8. “Can you walk me through how you run your QBRs?”
Sometimes, customer success is about offering a high-touch engagement to selected accounts. Many SaaS companies offer an executive sponsorship program or quarterly business reviews (QBRs) to key accounts in order to demonstrate the value they are getting out of using your product.
And how well a CS team runs its QBRs says a lot about your commitment to the customers. A lot of young startups, for instance, might not even have a QBR process to begin with. But it becomes important once your company earns a few big-ticket clients who you want to retain for a lifetime.
The first Head of Customer Success should have QBRs as part of their account enrichment strategy—especially if you are planning to move upmarket. A lot of mid-market and enterprise customers expect a white-glove service that can act as differentiation between you and your closest competitor.
This question is, therefore, important to understand if the candidate has experience handling mid-market and enterprise level accounts. An experienced Head of Customer Success will be able to walk you through their current process and give you the logic behind it. You’ll often clearly see the difference between the ones that have run QBRs and the ones that talk about it as a to-do.
All said, if they have a contradictory take about QBRs, that’s an interesting proposition too. Hear them out and form your opinion based on the arguments they make against it.
9. “Suppose the churn is through the roof. What are a few things you would do to remediate the problem?”
This better be a hypothetical question because no SaaS company wants churn to be the only reason for their hiring. But it’s an important question nonetheless—especially for the role of a customer success leader.
Churn is what gives your customer success team fever chills, hurts your recurring revenue numbers, and anything beyond 5% will rock your company’s foundation. As a Head of Customer Success, addressing churn should be one of the biggest priorities. Inevitably, it will also be a key KPI for this role as well as for the entire CS team.
Therefore, asking this question will give you a lot of insights about a candidate’s experience—possibly in a high-churn environment—and qualifications for the role.
The interesting thing about churn is that it’s not always in the CS team’s control. Sure, they can do a dozen things in their capacity to improve customer retention. But that can never compensate for the poor customer experience that takes place in other areas of a customer journey—such as bad customer service or fierce market competition.
The answer to this question usually transcends beyond what customer success can do. The potential candidate can point to a host of reasons, such as:
- Poor customer fit
- Bad sales-to-customer success handoff
- Unmet customer expectations
- Bad product experience

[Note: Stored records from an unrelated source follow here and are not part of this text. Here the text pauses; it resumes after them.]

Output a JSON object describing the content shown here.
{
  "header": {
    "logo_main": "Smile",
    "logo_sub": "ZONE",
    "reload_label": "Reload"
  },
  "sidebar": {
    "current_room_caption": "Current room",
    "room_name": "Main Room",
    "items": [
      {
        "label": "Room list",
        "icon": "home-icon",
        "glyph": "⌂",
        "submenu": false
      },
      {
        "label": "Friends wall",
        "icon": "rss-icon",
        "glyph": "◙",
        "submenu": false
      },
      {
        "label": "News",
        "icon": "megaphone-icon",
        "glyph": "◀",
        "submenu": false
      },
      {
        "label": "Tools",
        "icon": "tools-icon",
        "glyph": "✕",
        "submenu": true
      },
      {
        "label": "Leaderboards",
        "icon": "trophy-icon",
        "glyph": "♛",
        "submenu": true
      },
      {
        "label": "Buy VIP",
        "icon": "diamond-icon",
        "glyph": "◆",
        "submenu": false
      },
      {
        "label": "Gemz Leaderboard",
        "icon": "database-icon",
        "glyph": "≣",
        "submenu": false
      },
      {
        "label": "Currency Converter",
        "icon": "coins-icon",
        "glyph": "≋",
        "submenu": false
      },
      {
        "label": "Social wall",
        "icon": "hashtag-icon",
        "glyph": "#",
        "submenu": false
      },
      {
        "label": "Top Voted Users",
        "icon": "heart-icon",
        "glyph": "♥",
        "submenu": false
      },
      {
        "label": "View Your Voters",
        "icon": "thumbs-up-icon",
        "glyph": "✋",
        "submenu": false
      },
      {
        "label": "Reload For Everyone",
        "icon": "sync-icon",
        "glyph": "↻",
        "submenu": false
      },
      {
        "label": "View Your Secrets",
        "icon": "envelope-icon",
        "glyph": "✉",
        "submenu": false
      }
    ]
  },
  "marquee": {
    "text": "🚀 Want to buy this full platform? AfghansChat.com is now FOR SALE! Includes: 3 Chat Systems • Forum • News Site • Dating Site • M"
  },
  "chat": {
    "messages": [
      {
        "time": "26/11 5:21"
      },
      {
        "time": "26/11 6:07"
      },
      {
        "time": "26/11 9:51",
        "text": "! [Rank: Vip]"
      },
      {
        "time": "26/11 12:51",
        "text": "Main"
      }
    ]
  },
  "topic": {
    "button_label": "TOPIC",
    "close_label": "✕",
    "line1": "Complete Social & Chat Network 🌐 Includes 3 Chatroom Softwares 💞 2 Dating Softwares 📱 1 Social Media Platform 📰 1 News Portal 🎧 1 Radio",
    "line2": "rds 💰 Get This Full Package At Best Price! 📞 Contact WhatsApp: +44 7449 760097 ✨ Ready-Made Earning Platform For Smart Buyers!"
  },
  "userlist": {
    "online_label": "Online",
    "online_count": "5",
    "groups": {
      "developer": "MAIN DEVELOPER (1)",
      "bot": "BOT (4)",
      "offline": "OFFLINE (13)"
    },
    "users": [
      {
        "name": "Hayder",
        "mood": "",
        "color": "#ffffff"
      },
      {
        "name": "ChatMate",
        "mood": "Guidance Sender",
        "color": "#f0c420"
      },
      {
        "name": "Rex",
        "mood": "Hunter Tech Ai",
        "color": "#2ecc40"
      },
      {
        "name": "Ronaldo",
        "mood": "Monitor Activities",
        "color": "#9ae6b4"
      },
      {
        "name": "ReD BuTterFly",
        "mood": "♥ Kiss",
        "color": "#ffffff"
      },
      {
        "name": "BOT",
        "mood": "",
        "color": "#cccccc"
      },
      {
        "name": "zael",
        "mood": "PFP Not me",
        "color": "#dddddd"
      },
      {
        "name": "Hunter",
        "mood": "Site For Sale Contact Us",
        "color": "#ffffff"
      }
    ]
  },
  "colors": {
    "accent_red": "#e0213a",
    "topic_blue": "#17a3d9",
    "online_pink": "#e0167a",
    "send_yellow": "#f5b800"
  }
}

As to the answer pertaining to how to remedy churn, they should ideally suggest analyzing existing customer data to identify what’s causing the problem. Additionally, they should talk about closing the gap between other teams to offer a cohesive customer experience and also to work together to devise an anti-churn strategy.
We hope that the above questions will be helpful next time you are preparing to interview candidates for the role of Head of Customer Success. Our parting message to you is that don’t just limit yourself to the above list. Feel free to come up with your own set of questions that go deeper than just scratching the surface of the candidate’s background and experiences.
Leveraging an interview intelligence is often a good way to not just prepare good interview questions but improve the candidate experience in general.
And remember to have a good mix of questions that can probe the potential candidate about their thinking around setting up processes, managing people, and organizing the right tools for the CS function.
Finally, watch out for quality questions in return and not just smart-sounding answers because the kind of questions someone asks in a conversation says a lot about their ingenuity.